  • Hedge funds. This about sums it up: "No matter what initial capital you give the hedge fund to start with, the hedge fund will become richer than you since its real talent is transferring your wealth into its coffers..."  Indeed, with 2/20, a hedge fund making 10% will make more money than its investors in 17 years.
  • Malls. We probably give the impression that we really love to shop given all of the mall talk lately. But, c'mon, you can talk to us until you're blue in the face about A Malls and C Malls but the truth is that A-LL malls are looking increasingly screwed. There are so many experiential possibilities. 
  • Neiman Marcus as a High Yield Sinkhole. The debt is plummeting: some holders are hitting eject on high yield retailers. And more concerns about liquidity in the bond market.
  • Taxis. So, the Uber effect is contagious? Seemingly so. Capital One Financial holds a distressed (and distressing) taxi medallion lending portfolio. Ugly chart here. Clearly the business traveler has embraced non-taxi options.
Natural gas price projections.

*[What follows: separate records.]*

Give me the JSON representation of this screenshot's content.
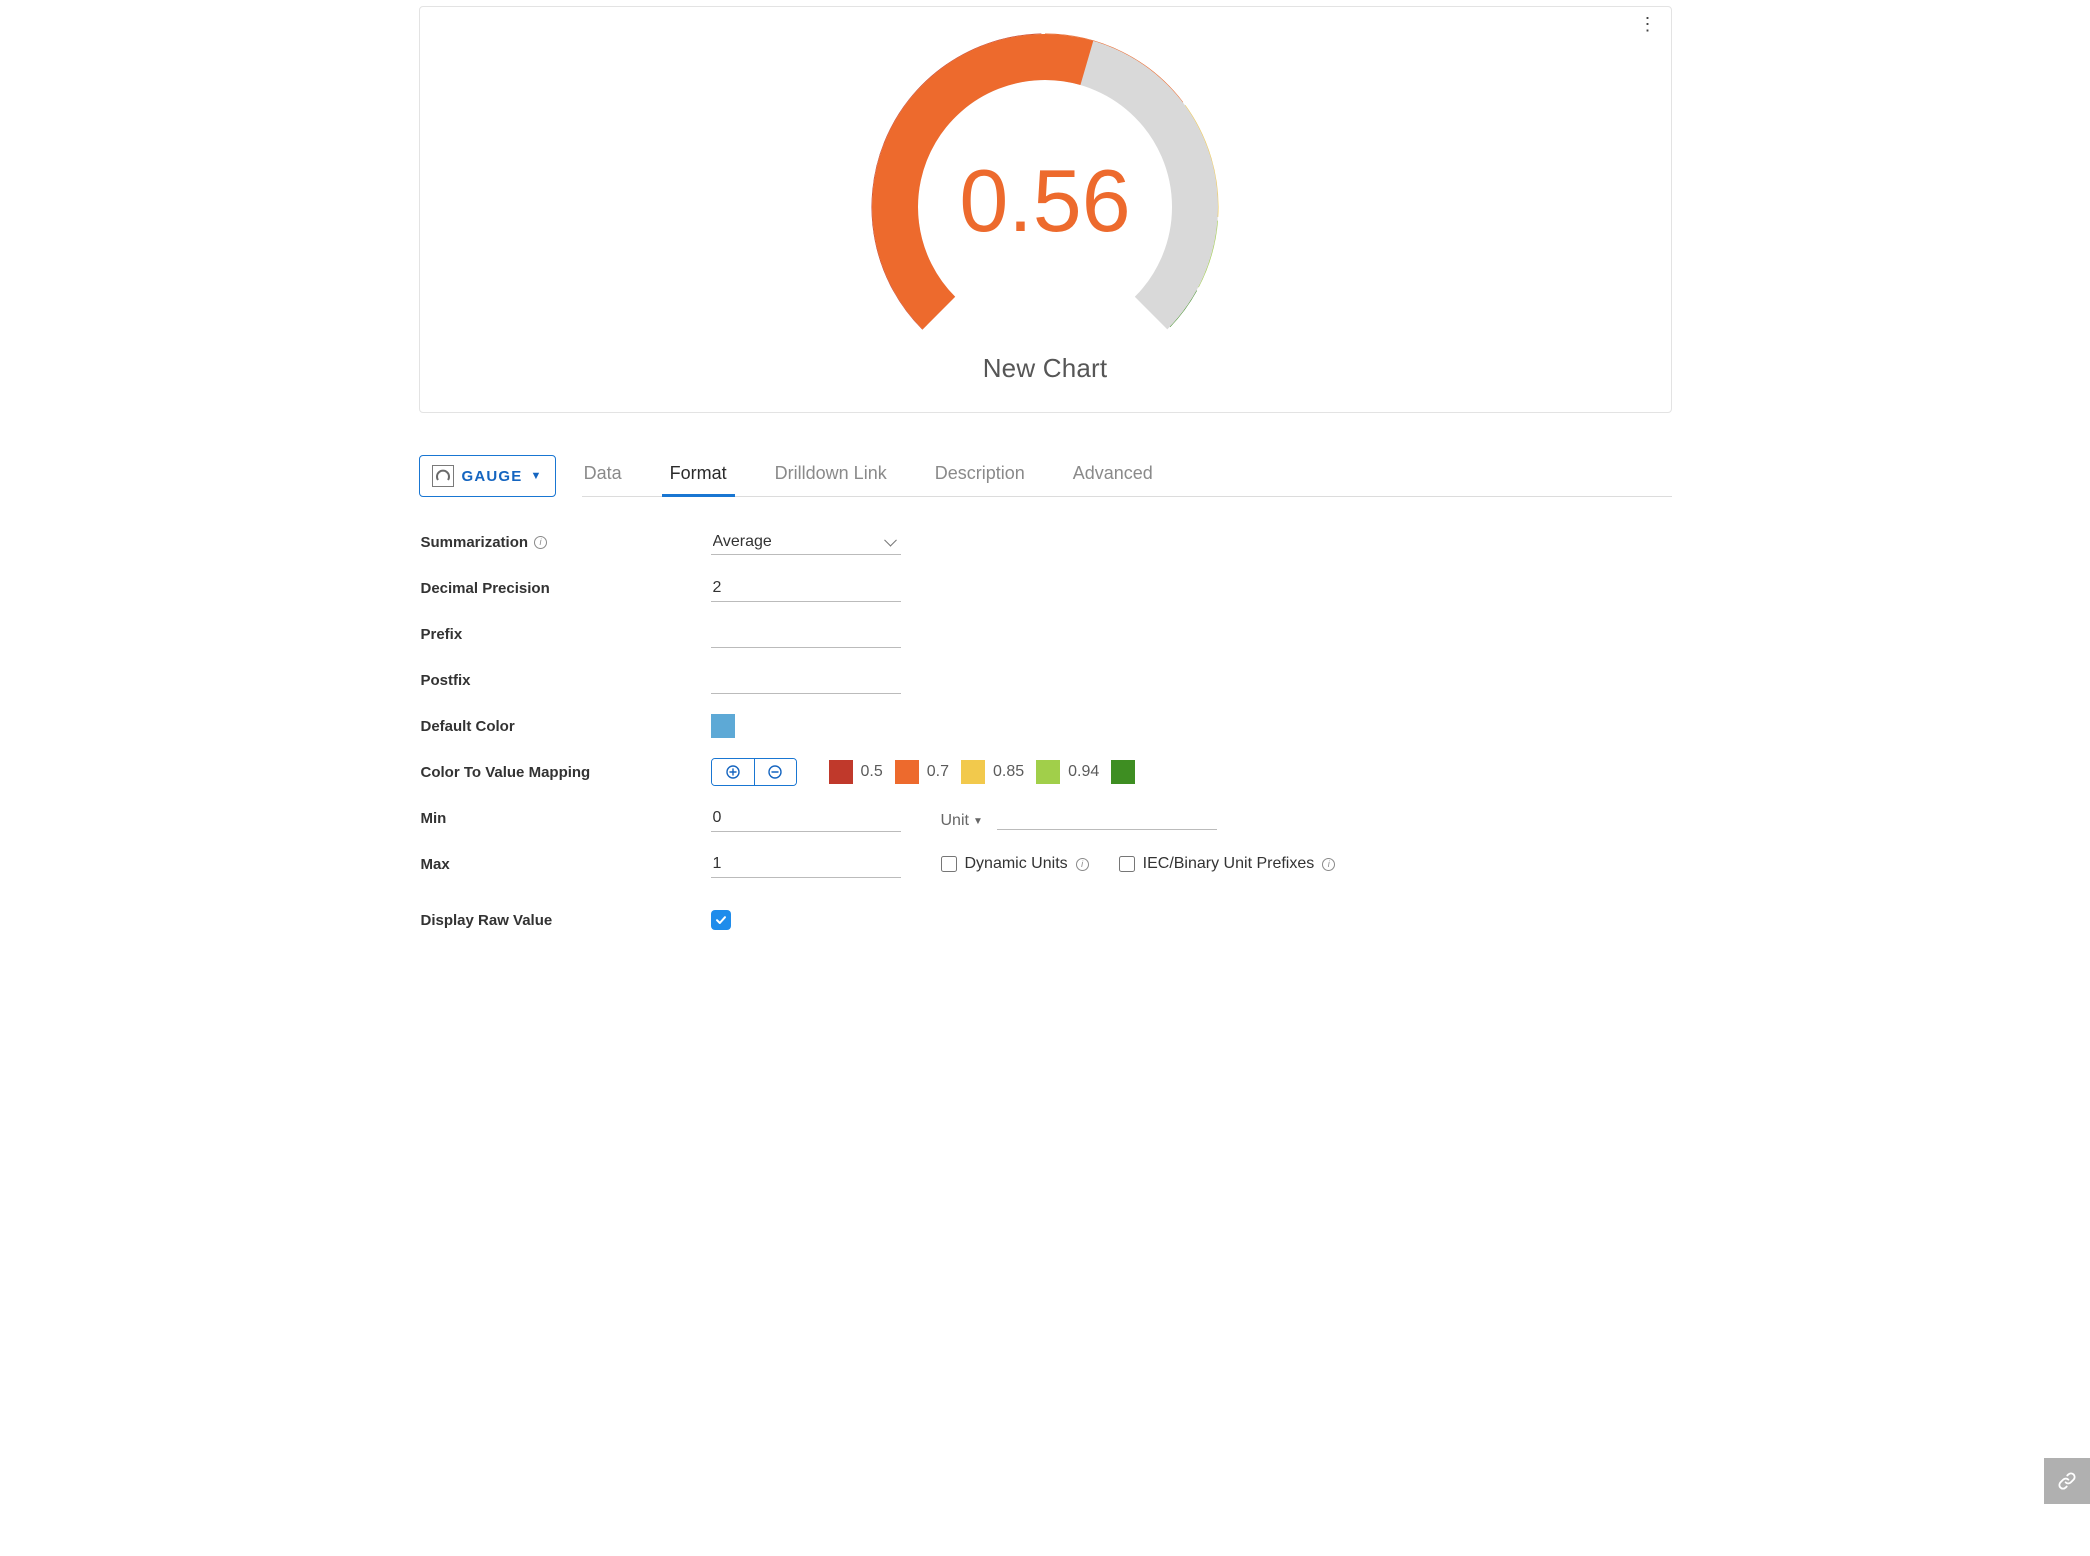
{
  "chart": {
    "title": "New Chart",
    "value_display": "0.56",
    "value_color": "#ED6A2D"
  },
  "chart_data": {
    "type": "gauge",
    "value": 0.56,
    "min": 0,
    "max": 1,
    "decimal_precision": 2,
    "summarization": "Average",
    "title": "New Chart",
    "start_angle_deg": -225,
    "end_angle_deg": 45,
    "color_stops": [
      {
        "upto": 0.5,
        "color": "#C0392B"
      },
      {
        "upto": 0.7,
        "color": "#ED6A2D"
      },
      {
        "upto": 0.85,
        "color": "#F2C94C"
      },
      {
        "upto": 0.94,
        "color": "#A1CF4A"
      },
      {
        "upto": 1.0,
        "color": "#3E8E22"
      }
    ]
  },
  "chart_type_button": {
    "label": "GAUGE"
  },
  "tabs": [
    {
      "label": "Data",
      "active": false
    },
    {
      "label": "Format",
      "active": true
    },
    {
      "label": "Drilldown Link",
      "active": false
    },
    {
      "label": "Description",
      "active": false
    },
    {
      "label": "Advanced",
      "active": false
    }
  ],
  "form": {
    "summarization_label": "Summarization",
    "summarization_value": "Average",
    "decimal_precision_label": "Decimal Precision",
    "decimal_precision_value": "2",
    "prefix_label": "Prefix",
    "prefix_value": "",
    "postfix_label": "Postfix",
    "postfix_value": "",
    "default_color_label": "Default Color",
    "default_color_value": "#5DA9D6",
    "ctv_label": "Color To Value Mapping",
    "ctv_stops": [
      {
        "color": "#C0392B",
        "value": "0.5"
      },
      {
        "color": "#ED6A2D",
        "value": "0.7"
      },
      {
        "color": "#F2C94C",
        "value": "0.85"
      },
      {
        "color": "#A1CF4A",
        "value": "0.94"
      },
      {
        "color": "#3E8E22",
        "value": ""
      }
    ],
    "min_label": "Min",
    "min_value": "0",
    "max_label": "Max",
    "max_value": "1",
    "unit_label": "Unit",
    "dynamic_units_label": "Dynamic Units",
    "iec_prefixes_label": "IEC/Binary Unit Prefixes",
    "display_raw_label": "Display Raw Value",
    "display_raw_checked": true
  }
}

Natural gas price projections.

News for the Week of 12/04/16

Filings down this week so packing in the news...

  • Aeropostale. Cascading effect. American Eagle Outfitters blames Aeropostale's going-out-of-business sales for same store sales declines and lowered forward guidance. Seems, however, that the pain is more widespread than that: this week mall retailer Express Inc.'s stock got trounced after reporting YOY net and comp sales declines (silver lining: e-commerce sales were up 15%). E-commerce isn't immune to downtrends either: Bodybuilding.com laid off 90 workers this week with minority owner Ryan DeLuca stating the VERY obvious, "E-commerce is tough and getting tougher with competition from Amazon and thousands of others." 
  • Salus Capital. The zombie that was once Salus Capital is in the news again as it funds the Chapter 11 wind-down of Hampshire Group.
  • Sobey's. Another deadbeat (Canadian) grocer. Apparently the synergies expected from buying Safeway's Canadian stores haven't come to fruition.
  • Solar. A synopsis of the industry's convergence with restructuring and challenges that lay ahead.
  • Fast Forward: Many are now starting to call Uber's business model into question: an argument made easier by a $1.2b cash burn loss in the first six months of '16. 
  • Rewind I: Cosi Inc. was unable to find a new buyer, settling, in the end, on a $10mm sale to the original stalking horse bidder (including a credit bid).
  • Rewind II: Nasty Gal. If this report is true, there is something strangely disturbing about a company called "Boohoo" buying another called "Nasty Gal." 
  • Rewind III: Bennu Oil & Gas, LLC filed for Chapter 7 weeks after the involuntary chapter 11 filing against its subsidiary, Bennu Titan. Last week we discussed feasibility and the (seeming) proliferation of Chapter 22s. This story is too brutal to even be a 22.  
  • Chart of the Week: This International Energy Agency chart forecasts that we've reached peak oil demand. Still, tepid interest in Verengo Inc.'s SoCal solar assets (no bid topping stalking horse: effectively sold for credit bid).

Chart of the Week IINike. The sneaker manufacturer announced this week that it would skip conventional wholesale channels like Dicks Sporting Goods, Foot Locker and others and sell its self-tying $720 HyperAdapt sneakers BtoC via its Nike+ app and at the NYC retail store. Clearly, Nike is paying attention to these recent consumer trends: